Standing with the men who denounce her very life.

Shame couldn’t speak for her.
Fear melted away.
Regret faded.
She looked upon His face.

There He sits.
The Carpenter.
The Nazarene.
The Prophet.
Messiah.

Falling to his feet at the sight of his resplendent eyes
She responds with bountiful amount of tears.
Wetting the feet of the only man who has the power to condemn or forgive.
The weight of seeking salvation through worldly means had broken her.
She wets the feet of her newly found Messiah with sorrowing tears.

Weeping.
Uncontrollable lamentation.
She couldn’t speak.
But He knew her thoughts.
He knew her every sin.
Her every avenue of countless abuses of grace.

She unravels her hair,
Wiping the feet of the One who Forgives,
as he wiped away her veil of shame.

Knowing her every thought.
Looking upon her with nothing but compassion in his eyes
and forgiveness in his voice
He calls to her accusers.

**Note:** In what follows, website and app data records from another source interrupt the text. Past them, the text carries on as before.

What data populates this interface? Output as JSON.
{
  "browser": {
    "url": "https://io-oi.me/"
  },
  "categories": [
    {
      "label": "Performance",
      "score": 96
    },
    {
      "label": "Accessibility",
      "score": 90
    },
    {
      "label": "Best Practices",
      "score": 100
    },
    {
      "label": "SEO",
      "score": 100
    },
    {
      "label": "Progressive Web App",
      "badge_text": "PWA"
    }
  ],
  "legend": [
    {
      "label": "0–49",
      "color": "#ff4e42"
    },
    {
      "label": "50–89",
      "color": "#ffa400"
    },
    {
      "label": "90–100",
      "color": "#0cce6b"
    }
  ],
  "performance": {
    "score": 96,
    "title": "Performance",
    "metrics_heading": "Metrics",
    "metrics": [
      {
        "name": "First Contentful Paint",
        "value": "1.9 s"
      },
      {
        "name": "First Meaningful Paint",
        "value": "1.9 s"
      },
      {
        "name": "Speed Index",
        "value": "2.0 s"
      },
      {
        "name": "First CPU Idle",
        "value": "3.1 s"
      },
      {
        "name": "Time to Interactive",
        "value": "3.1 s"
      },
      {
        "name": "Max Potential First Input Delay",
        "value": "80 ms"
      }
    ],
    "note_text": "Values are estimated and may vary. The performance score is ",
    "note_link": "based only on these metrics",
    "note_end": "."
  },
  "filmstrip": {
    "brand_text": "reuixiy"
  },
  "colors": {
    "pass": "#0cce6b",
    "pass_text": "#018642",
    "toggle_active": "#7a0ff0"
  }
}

“Do you not see? With much forgiveness comes much love.”

Breaking an alabaster jar
She pours the ointment on his feet
Beautifully broken, pouring everything she owned
On the feet of the One who saves.

The sweet smell of redemption filled the room.
The sweet smell of forgiveness that could only come from the Nazarene.
Her indictors could not escape the nectarous scent
filling the room and the nostrils of the pious.

“Your sins are forgiven. Your faith has saved you. Go in peace.”

Shame melts at the sight of our savior.
Like wax before a hot sun.
Shame is interrupted.
A slave no more to the chains of the past.
Redefined by our Savior and given redemption.
Go in peace the mighty savior said.
Even before her enemies a banqueting table was set.
Beautifully broken she stood and feared not
For the Lord was with her.

She’s set free.